The Republic of Peru celebrates its 200th anniversary of independence, and Fernando Quiros, ambassador to the Philippines, shared his delight with numerous projects and instances of cooperation between the two countries.
Peru and the Philippines have many similarities in terms of culture, religion and history, as both countries were under the Spanish empire for hundreds of years. Trade relations between the two countries can be traced back to the early trans-Pacific trade route (Galeón de Manila).This has helped build a strong relationship between our two countries. In more modern times, we still share the same ideas and embrace a similar history that allows us to relate with Peru’s triumph as an independent republic for 200 years.
Free and independent
On July 28, 1821, in Lima, “The City of Kings,” Gen. José de San Martin proclaimed the independence of Peru with these memorable words: “From this very moment Peru is free and independent, by the general will of the people and by the justice of their cause that God defends. Long live the country! Long live freedom! Long live independence!”
“A territory with a millenary history, Peru is considered one of the cradles of civilization,” Quiros says. Peru witnessed remarkable cultural developments. It was crowned in the 14th and 15th centuries by the impressive Inca Empire. Then, the country later became a Spanish viceroyalty for almost 300 years. This led to the year 1821. After a victorious independence war, the land and its people witnessed the birth of the Republic of Peru.
“Since then, Peruvians have been building a nation that aspires to be prosperous, fair, equitable, democratic and secure for its almost 33 million inhabitants,” Quiros adds.
“For the past four decades, Peru’s democracy has overcome many challenges while achieving significant social and economic targets for the sustainable development of the country. “At the same time, a stable legal framework has enabled its resilient and optimistic population to take advantage of the country’s favorable conditions as one of the most biodiverse territories in the world. Persistent work and continuous investment have allowed the expansion of all sectors of the economy so as to create opportunities for sustainable development for all.”

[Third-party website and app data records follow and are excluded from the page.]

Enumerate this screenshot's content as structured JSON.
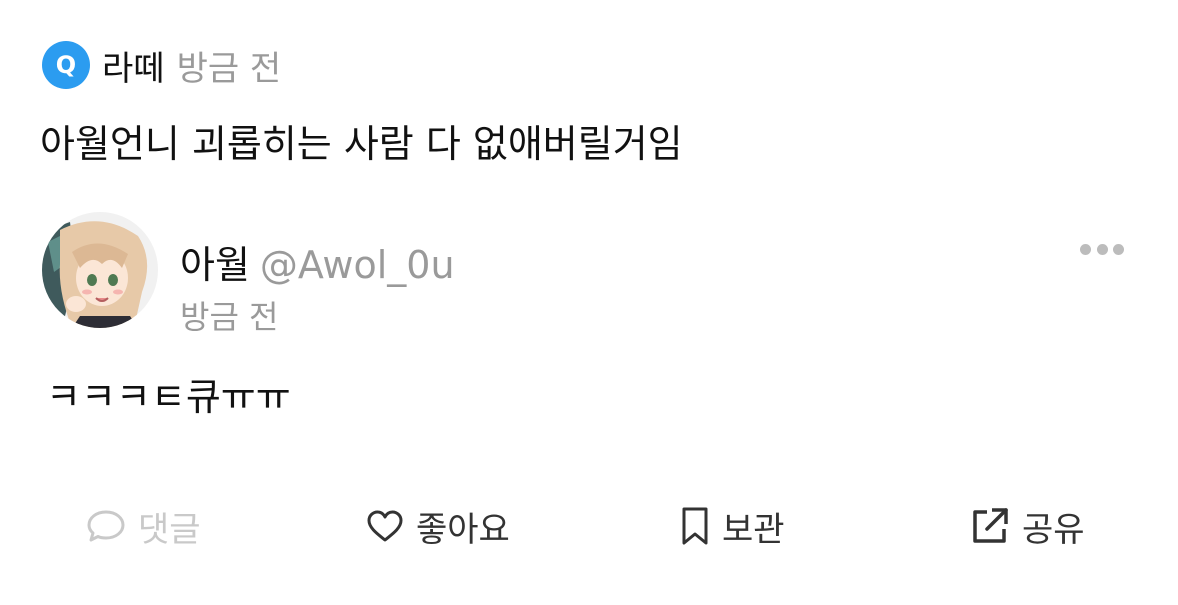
{
  "colors": {
    "badge_blue": "#2b9cf0",
    "muted_text": "#9a9a9a",
    "disabled_action": "#c9c9c9",
    "action_text": "#333333"
  },
  "question": {
    "badge_letter": "Q",
    "badge_icon": "q-badge-icon",
    "asker": "라떼",
    "time": "방금 전",
    "text": "아월언니 괴롭히는 사람 다 없애버릴거임"
  },
  "answer": {
    "name": "아월",
    "handle": "@Awol_0u",
    "time": "방금 전",
    "text": "ㅋㅋㅋㅌ큐ㅠㅠ",
    "more_icon": "more-icon"
  },
  "actions": {
    "comment": {
      "label": "댓글",
      "icon": "comment-icon"
    },
    "like": {
      "label": "좋아요",
      "icon": "heart-icon"
    },
    "save": {
      "label": "보관",
      "icon": "bookmark-icon"
    },
    "share": {
      "label": "공유",
      "icon": "share-icon"
    }
  }
}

He adds, “I am most honored to be the ambassador at this special juncture because it gives me the opportunity to acknowledge the valuable contribution of this friendly country to the development of Peru in over 46 years of bilateral diplomatic relations.”

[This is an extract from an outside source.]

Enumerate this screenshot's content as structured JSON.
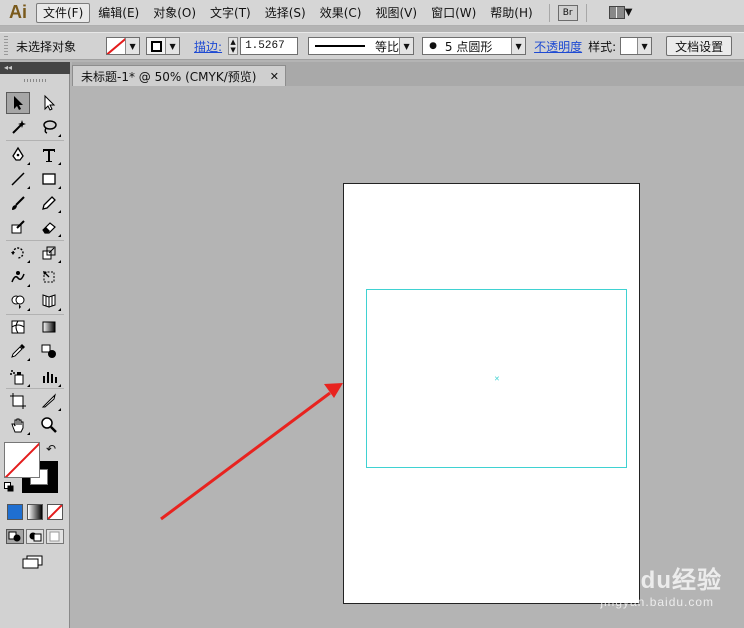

Existing regional integration mechanisms, such as the Asia-Pacific Economic Cooperation Forum, the Pacific Alliance-Asean dialogue, and the Forum for East Asia-Latin America Cooperation are some of the frameworks that facilitate further economic cooperation, trade and people-to-people exchange between both economies.
The Peruvian and Philippine markets complement each other’s industries, with Peru providing agricultural and resource-based products to supply the growing Philippine manufacturing industries, while the Philippines can export electronic components, spare parts and equipment. Bilateral tourism, and academic and student exchanges have also been on the increase in recent years.
Working alongside Quiros is Dr. Francis Chua, honorary consul general of Peru in Manila, since 2006. Chua has facilitated official communications and enhancing relationships between authorities through the Embassy of Peru in Thailand. He is also assisting Peruvian nationals here with their consular and social cases and helps connect potential investment partners and importers.
Chua is one of the most prolific names in business. He’s been the chair emeritus of Philippine Chamber of Commerce and Industry since 2011 and the special envoy for trade and investments since 2007. Following his legacy is his son Bryan, who now works as honorary consul of Peru here.
“As we gear up for a promising future, I trust that the opening of a new commercial office of Peru for Southeast Asia, based in Bangkok, will help to cement the numerous existing opportunities for bilateral business and investments with the Philippines,” Quiros says. —CONTRIBUTED INQ